* What you will do
Of the entries that follow, how many lines hold the word "Classes"? Reply with the number only.

* Data extracted from a collection
:::

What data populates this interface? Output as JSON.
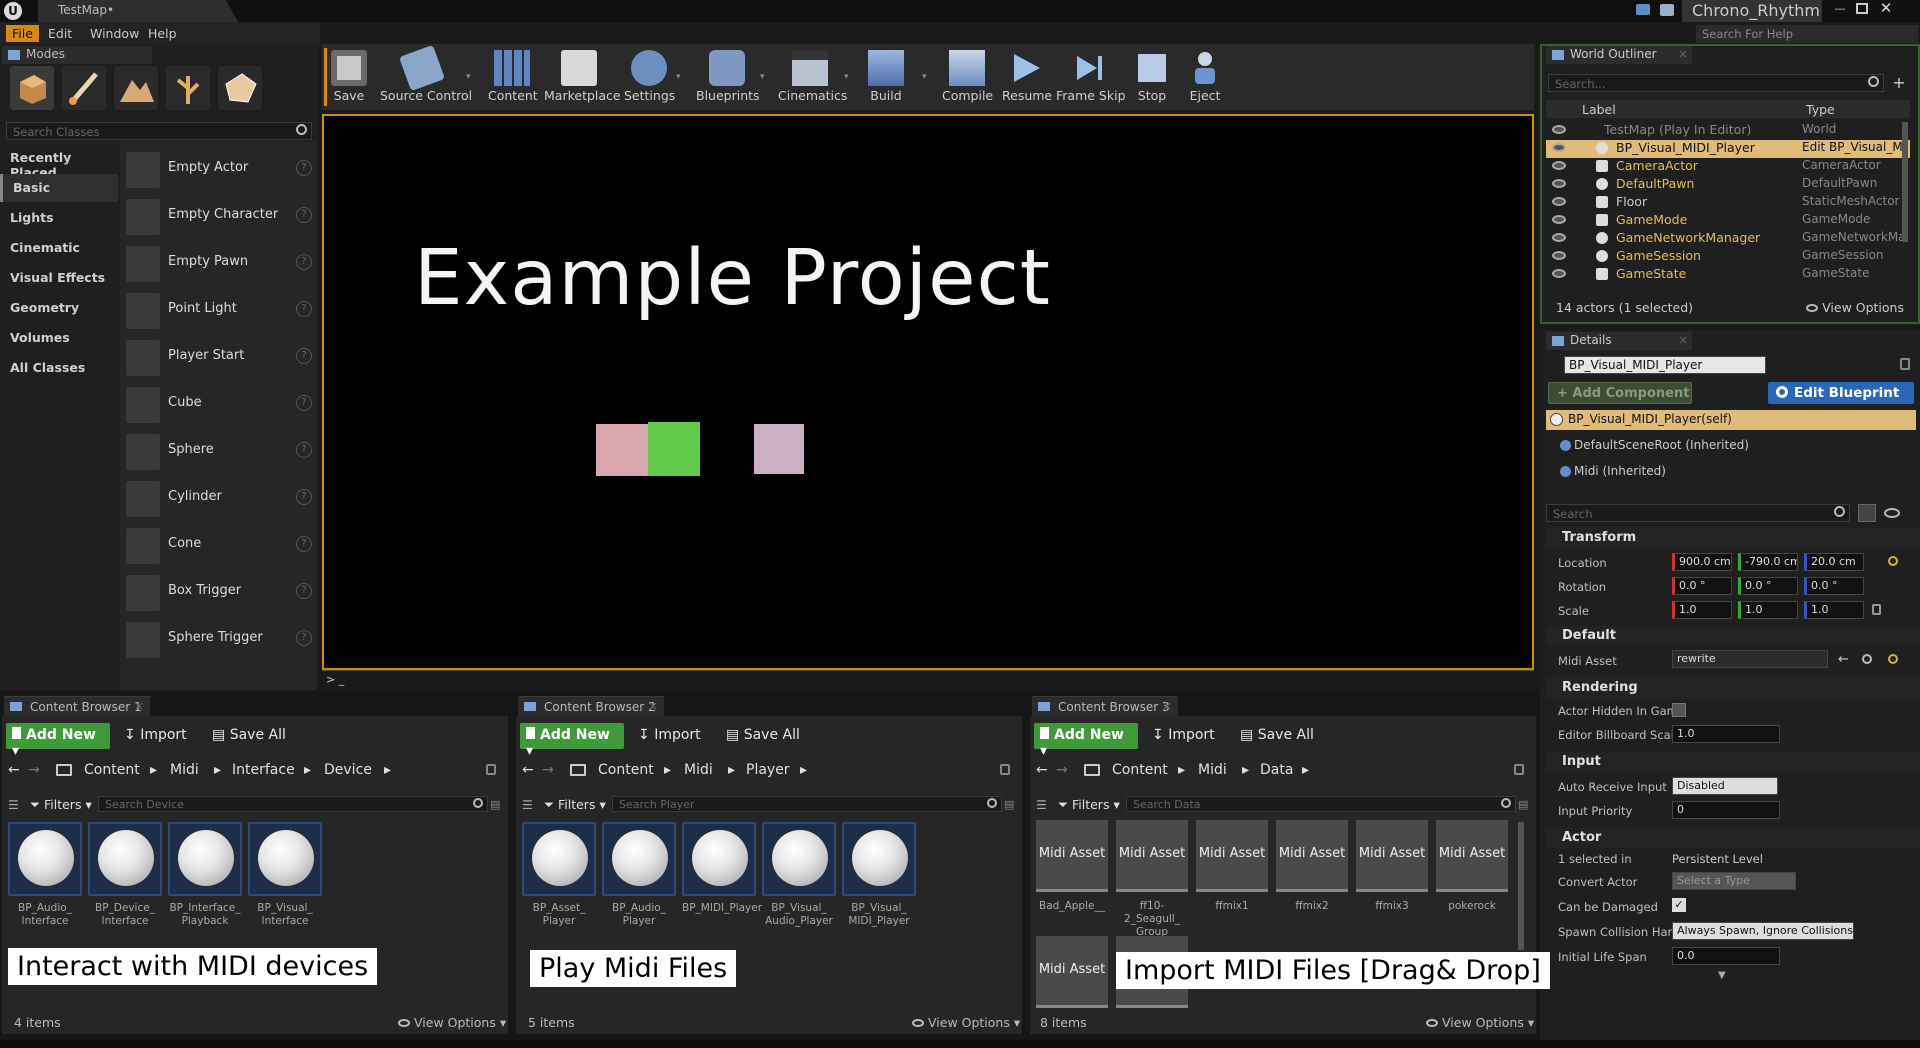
{
  "window": {
    "doc_tab": "TestMap•",
    "project": "Chrono_Rhythm",
    "help_search_placeholder": "Search For Help"
  },
  "menu": [
    "File",
    "Edit",
    "Window",
    "Help"
  ],
  "modes": {
    "tab": "Modes",
    "search_placeholder": "Search Classes",
    "categories": [
      "Recently Placed",
      "Basic",
      "Lights",
      "Cinematic",
      "Visual Effects",
      "Geometry",
      "Volumes",
      "All Classes"
    ],
    "selected_category": "Basic",
    "items": [
      "Empty Actor",
      "Empty Character",
      "Empty Pawn",
      "Point Light",
      "Player Start",
      "Cube",
      "Sphere",
      "Cylinder",
      "Cone",
      "Box Trigger",
      "Sphere Trigger"
    ],
    "help_glyph": "?"
  },
  "toolbar": {
    "tools": [
      "Save",
      "Source Control",
      "Content",
      "Marketplace",
      "Settings",
      "Blueprints",
      "Cinematics",
      "Build",
      "Compile",
      "Resume",
      "Frame Skip",
      "Stop",
      "Eject"
    ],
    "dropdown_glyph": "▾"
  },
  "viewport": {
    "title": "Example Project",
    "console_prompt": "> _",
    "cube_colors": [
      "#d8a7ad",
      "#63c94a",
      "#cdb0c6"
    ]
  },
  "outliner": {
    "tab": "World Outliner",
    "search_placeholder": "Search...",
    "col_label": "Label",
    "col_type": "Type",
    "rows": [
      {
        "name": "TestMap (Play In Editor)",
        "type": "World"
      },
      {
        "name": "BP_Visual_MIDI_Player",
        "type": "Edit BP_Visual_M"
      },
      {
        "name": "CameraActor",
        "type": "CameraActor"
      },
      {
        "name": "DefaultPawn",
        "type": "DefaultPawn"
      },
      {
        "name": "Floor",
        "type": "StaticMeshActor"
      },
      {
        "name": "GameMode",
        "type": "GameMode"
      },
      {
        "name": "GameNetworkManager",
        "type": "GameNetworkMar"
      },
      {
        "name": "GameSession",
        "type": "GameSession"
      },
      {
        "name": "GameState",
        "type": "GameState"
      }
    ],
    "footer": "14 actors (1 selected)",
    "view_options": "View Options"
  },
  "details": {
    "tab": "Details",
    "actor_name": "BP_Visual_MIDI_Player",
    "add_component": "+ Add Component",
    "edit_blueprint": "Edit Blueprint",
    "components": [
      "BP_Visual_MIDI_Player(self)",
      "DefaultSceneRoot (Inherited)",
      "Midi (Inherited)"
    ],
    "search_placeholder": "Search",
    "sections": {
      "transform": "Transform",
      "default": "Default",
      "rendering": "Rendering",
      "input": "Input",
      "actor": "Actor"
    },
    "transform": {
      "location_label": "Location",
      "location": [
        "900.0 cm",
        "-790.0 cm",
        "20.0 cm"
      ],
      "rotation_label": "Rotation",
      "rotation": [
        "0.0 °",
        "0.0 °",
        "0.0 °"
      ],
      "scale_label": "Scale",
      "scale": [
        "1.0",
        "1.0",
        "1.0"
      ]
    },
    "default": {
      "midi_asset_label": "Midi Asset",
      "midi_asset_value": "rewrite"
    },
    "rendering": {
      "hidden_label": "Actor Hidden In Game",
      "billboard_label": "Editor Billboard Scale",
      "billboard_value": "1.0"
    },
    "input": {
      "auto_label": "Auto Receive Input",
      "auto_value": "Disabled",
      "priority_label": "Input Priority",
      "priority_value": "0"
    },
    "actor": {
      "selected_label": "1 selected in",
      "selected_value": "Persistent Level",
      "convert_label": "Convert Actor",
      "convert_value": "Select a Type",
      "can_damage_label": "Can be Damaged",
      "spawn_label": "Spawn Collision Hand",
      "spawn_value": "Always Spawn, Ignore Collisions",
      "life_label": "Initial Life Span",
      "life_value": "0.0"
    }
  },
  "content_browsers": [
    {
      "tab": "Content Browser 1",
      "add_new": "Add New",
      "import": "Import",
      "save_all": "Save All",
      "path": [
        "Content",
        "Midi",
        "Interface",
        "Device"
      ],
      "filters": "Filters",
      "search_placeholder": "Search Device",
      "assets": [
        [
          "BP_Audio_",
          "Interface"
        ],
        [
          "BP_Device_",
          "Interface"
        ],
        [
          "BP_Interface_",
          "Playback"
        ],
        [
          "BP_Visual_",
          "Interface"
        ]
      ],
      "caption": "Interact with MIDI devices",
      "count": "4 items",
      "view_options": "View Options"
    },
    {
      "tab": "Content Browser 2",
      "add_new": "Add New",
      "import": "Import",
      "save_all": "Save All",
      "path": [
        "Content",
        "Midi",
        "Player"
      ],
      "filters": "Filters",
      "search_placeholder": "Search Player",
      "assets": [
        [
          "BP_Asset_",
          "Player"
        ],
        [
          "BP_Audio_",
          "Player"
        ],
        [
          "BP_MIDI_Player",
          ""
        ],
        [
          "BP_Visual_",
          "Audio_Player"
        ],
        [
          "BP_Visual_",
          "MIDI_Player"
        ]
      ],
      "caption": "Play Midi Files",
      "count": "5 items",
      "view_options": "View Options"
    },
    {
      "tab": "Content Browser 3",
      "add_new": "Add New",
      "import": "Import",
      "save_all": "Save All",
      "path": [
        "Content",
        "Midi",
        "Data"
      ],
      "filters": "Filters",
      "search_placeholder": "Search Data",
      "asset_thumb_label": "Midi Asset",
      "assets": [
        [
          "Bad_Apple__",
          ""
        ],
        [
          "ff10-2_Seagull_",
          "Group"
        ],
        [
          "ffmix1",
          ""
        ],
        [
          "ffmix2",
          ""
        ],
        [
          "ffmix3",
          ""
        ],
        [
          "pokerock",
          ""
        ]
      ],
      "caption": "Import MIDI Files [Drag& Drop]",
      "count": "8 items",
      "view_options": "View Options"
    }
  ]
}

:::

* Finished exercise
2